At the same time, however, agencies are reporting that clients are beginning to ask more searching questions and believe they are up against the twin threat of Google and Facebook -- and other tech companies -- that are offering a direct route to market as well as agencies taking roles in-house. To be honest, they are pretty much twin sides of the same coin. Faced with the so-called consumerisation of IT, brands can now have incredibly powerful data-handling tools in their own hands linked to ad networks and social media sites directly without the previously compulsory step of going through an agency.
Agencies are clearly right to feel threatened by this. They clearly have the best minds in the business and will usually have access to the best tools and data insights, which can be fed into sophisticated media platforms. But the point is that brands are on the verge of having access to these too. This capability will make it easier and easier for advertisers to go their own way.

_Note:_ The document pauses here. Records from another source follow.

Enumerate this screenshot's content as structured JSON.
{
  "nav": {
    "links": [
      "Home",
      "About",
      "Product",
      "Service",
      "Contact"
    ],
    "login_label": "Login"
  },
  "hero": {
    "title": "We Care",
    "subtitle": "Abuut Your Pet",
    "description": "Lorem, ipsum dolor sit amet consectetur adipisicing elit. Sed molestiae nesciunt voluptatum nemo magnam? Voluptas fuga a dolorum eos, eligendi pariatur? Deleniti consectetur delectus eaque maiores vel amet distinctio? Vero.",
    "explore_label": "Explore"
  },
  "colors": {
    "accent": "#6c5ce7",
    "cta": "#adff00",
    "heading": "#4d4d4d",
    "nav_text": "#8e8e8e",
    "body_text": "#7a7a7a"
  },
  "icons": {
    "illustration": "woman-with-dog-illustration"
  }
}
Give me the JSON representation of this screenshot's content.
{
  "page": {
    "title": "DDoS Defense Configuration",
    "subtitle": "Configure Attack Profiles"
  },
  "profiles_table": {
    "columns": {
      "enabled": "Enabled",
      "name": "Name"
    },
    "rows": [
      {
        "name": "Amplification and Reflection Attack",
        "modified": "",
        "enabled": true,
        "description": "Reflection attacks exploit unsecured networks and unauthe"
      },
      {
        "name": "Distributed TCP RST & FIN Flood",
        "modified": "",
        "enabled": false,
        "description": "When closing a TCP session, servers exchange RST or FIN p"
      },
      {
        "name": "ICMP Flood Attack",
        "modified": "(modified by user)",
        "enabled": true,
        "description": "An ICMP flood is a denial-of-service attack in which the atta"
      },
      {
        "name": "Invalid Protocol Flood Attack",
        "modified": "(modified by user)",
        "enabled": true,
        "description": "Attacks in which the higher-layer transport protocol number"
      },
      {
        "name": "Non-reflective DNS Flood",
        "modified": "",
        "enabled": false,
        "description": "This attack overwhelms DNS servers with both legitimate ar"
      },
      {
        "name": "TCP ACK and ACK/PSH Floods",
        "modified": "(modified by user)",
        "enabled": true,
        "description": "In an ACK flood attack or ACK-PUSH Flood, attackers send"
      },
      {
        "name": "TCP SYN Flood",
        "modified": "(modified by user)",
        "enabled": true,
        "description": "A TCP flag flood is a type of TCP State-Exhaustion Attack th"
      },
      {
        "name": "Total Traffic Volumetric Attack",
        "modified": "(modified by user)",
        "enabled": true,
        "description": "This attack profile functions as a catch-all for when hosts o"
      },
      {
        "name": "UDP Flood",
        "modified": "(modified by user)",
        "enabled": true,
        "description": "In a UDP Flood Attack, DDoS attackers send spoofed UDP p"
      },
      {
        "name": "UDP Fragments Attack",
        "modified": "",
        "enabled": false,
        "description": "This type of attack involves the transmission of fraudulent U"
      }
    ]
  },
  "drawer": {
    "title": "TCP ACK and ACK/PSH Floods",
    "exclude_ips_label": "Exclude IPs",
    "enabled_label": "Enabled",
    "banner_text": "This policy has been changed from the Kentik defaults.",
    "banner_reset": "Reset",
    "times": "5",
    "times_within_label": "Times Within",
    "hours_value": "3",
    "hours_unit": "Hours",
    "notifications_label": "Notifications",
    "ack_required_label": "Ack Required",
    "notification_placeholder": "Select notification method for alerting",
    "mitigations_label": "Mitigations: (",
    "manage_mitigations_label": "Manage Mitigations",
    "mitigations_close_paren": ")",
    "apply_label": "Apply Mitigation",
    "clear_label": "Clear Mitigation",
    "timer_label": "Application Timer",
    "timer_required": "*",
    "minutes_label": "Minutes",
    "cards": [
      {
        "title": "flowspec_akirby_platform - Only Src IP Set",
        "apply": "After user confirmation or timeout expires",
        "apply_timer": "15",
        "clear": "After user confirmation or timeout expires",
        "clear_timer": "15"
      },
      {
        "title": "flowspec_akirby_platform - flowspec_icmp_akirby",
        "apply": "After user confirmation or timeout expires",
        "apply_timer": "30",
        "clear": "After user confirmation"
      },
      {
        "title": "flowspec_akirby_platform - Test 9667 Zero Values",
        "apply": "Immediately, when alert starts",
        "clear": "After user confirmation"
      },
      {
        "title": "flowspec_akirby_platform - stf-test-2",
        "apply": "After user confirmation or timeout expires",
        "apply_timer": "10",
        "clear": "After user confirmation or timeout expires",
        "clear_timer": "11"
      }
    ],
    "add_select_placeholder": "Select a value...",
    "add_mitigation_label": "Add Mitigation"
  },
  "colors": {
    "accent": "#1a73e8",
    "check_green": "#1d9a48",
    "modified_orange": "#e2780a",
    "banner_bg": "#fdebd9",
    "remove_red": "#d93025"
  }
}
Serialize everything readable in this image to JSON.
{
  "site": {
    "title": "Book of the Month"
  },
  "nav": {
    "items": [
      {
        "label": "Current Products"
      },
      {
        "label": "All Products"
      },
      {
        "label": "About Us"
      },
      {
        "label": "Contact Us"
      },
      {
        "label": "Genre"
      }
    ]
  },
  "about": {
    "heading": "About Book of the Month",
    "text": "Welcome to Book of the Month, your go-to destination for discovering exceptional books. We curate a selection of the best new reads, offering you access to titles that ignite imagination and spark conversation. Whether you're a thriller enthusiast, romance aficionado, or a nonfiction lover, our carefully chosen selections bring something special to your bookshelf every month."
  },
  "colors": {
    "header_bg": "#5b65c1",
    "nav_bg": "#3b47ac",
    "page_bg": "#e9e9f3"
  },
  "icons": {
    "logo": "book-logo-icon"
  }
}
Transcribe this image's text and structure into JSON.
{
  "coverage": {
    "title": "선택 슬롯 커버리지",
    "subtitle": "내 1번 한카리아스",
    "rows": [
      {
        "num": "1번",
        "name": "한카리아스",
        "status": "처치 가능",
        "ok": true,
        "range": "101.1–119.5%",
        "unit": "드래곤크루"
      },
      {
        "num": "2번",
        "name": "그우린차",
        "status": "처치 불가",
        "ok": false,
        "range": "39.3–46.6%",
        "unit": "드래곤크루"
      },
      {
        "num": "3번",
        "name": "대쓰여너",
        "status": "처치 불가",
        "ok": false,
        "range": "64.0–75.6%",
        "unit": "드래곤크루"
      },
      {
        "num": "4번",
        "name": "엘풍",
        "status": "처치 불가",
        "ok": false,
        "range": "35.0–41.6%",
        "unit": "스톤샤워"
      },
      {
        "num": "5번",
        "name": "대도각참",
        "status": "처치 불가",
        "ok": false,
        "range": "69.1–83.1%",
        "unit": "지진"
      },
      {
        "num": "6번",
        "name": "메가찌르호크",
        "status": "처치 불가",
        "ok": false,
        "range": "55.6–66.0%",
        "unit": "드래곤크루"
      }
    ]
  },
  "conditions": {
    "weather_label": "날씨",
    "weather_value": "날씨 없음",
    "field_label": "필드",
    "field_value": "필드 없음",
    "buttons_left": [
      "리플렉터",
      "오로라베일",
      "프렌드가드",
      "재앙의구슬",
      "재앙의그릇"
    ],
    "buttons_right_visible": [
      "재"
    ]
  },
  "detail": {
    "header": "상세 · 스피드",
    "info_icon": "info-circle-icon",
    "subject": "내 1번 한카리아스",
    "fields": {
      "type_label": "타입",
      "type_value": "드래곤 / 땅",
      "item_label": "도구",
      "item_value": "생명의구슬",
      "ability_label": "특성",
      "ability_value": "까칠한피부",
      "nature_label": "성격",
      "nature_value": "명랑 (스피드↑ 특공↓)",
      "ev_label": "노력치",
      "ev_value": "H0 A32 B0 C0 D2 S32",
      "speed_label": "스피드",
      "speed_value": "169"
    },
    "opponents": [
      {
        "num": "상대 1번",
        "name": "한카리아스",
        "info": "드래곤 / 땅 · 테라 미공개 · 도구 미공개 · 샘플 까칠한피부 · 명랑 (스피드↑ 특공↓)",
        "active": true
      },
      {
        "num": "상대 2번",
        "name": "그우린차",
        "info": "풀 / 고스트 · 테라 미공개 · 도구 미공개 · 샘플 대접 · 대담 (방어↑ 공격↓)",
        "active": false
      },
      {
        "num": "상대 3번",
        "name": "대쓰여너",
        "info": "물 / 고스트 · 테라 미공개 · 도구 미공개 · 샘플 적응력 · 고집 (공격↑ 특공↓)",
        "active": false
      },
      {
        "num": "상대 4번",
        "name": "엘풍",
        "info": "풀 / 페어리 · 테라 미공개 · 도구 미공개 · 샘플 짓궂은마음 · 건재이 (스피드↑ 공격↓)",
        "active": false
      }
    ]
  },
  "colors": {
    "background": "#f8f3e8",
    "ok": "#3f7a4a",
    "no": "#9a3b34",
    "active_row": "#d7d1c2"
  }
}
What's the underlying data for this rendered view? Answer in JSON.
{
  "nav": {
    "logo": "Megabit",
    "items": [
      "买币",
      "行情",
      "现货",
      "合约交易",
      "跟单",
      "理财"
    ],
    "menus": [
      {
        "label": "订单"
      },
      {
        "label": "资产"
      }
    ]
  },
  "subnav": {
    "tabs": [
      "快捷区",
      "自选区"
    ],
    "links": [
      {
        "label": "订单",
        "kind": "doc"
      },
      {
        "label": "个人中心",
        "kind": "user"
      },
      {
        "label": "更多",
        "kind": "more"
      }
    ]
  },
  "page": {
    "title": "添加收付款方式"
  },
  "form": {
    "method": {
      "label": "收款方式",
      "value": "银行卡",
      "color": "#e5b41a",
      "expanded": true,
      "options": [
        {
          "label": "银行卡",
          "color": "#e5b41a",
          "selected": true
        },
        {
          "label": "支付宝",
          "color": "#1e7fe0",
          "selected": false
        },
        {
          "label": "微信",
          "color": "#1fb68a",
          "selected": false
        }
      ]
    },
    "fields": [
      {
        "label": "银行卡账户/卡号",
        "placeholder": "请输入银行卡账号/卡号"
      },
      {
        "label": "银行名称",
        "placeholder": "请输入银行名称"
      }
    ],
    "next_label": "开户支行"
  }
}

Of course, not all will. We all have the ability to service our own cars or clean our own windows, but we will typically get an expert in to do it for us. Increasingly, however, advertisers will question the need for agencies. They may well decide the creative geniuses are needed, and perhaps the clever planners and the smart guys who make sense of the data and link marketing to sales. But here's the big question -- do they need so many agencies? Couldn't some of this be done in-house with the right tools and expertise?
The twin-sided story that struck me recently about agencies arose from a discussion with a pal who has worked with the huge guys in London and is now launching his own company. To be clear, his company is there to help brands self-serve or at least cut down on their reliance on so many agencies. So he clearly has a dog in this proverbial fight. His question, which I couldn't answer, feeds into the findings of eConsultancy's annual report. If, as they say they are, agencies are trimming back their media costs, how come they're all making loads more money? If eConsultancy is right, the average fee level has risen 25%.
To be clear, I don't know what the answer is. My pal is betting his shirt, though, that brands suspect agencies are trimming media but then hiding extra costs elsewhere and thus some will shy away from a conversation around transparency. If that is the case, advertisers may be more more inclined to invest in the tools and skills themselves. If that happens, being able to offer a self-service advertising platform would be a pretty good place to be.
We'll have to see how this plays out, but if I were a brand I would be very interested to hear what my media agency has to say when asked the question of how they have managed to trim media costs but are still reporting higher fees. There could be a very simple, reasonable explanation of more budget going into buying more media, and so -- even though the cost per unit is down -- the overall fee is higher. That is perfectly plausible.
However, if the answer is that fees are being made around advertising technology, perhaps operated by third parties, then I suspect that many would investigate those tools, just in case they can take more control themselves.
Only an advertiser and agency can come up with the answer that applies to their relationship. The question is certainly one worth asking.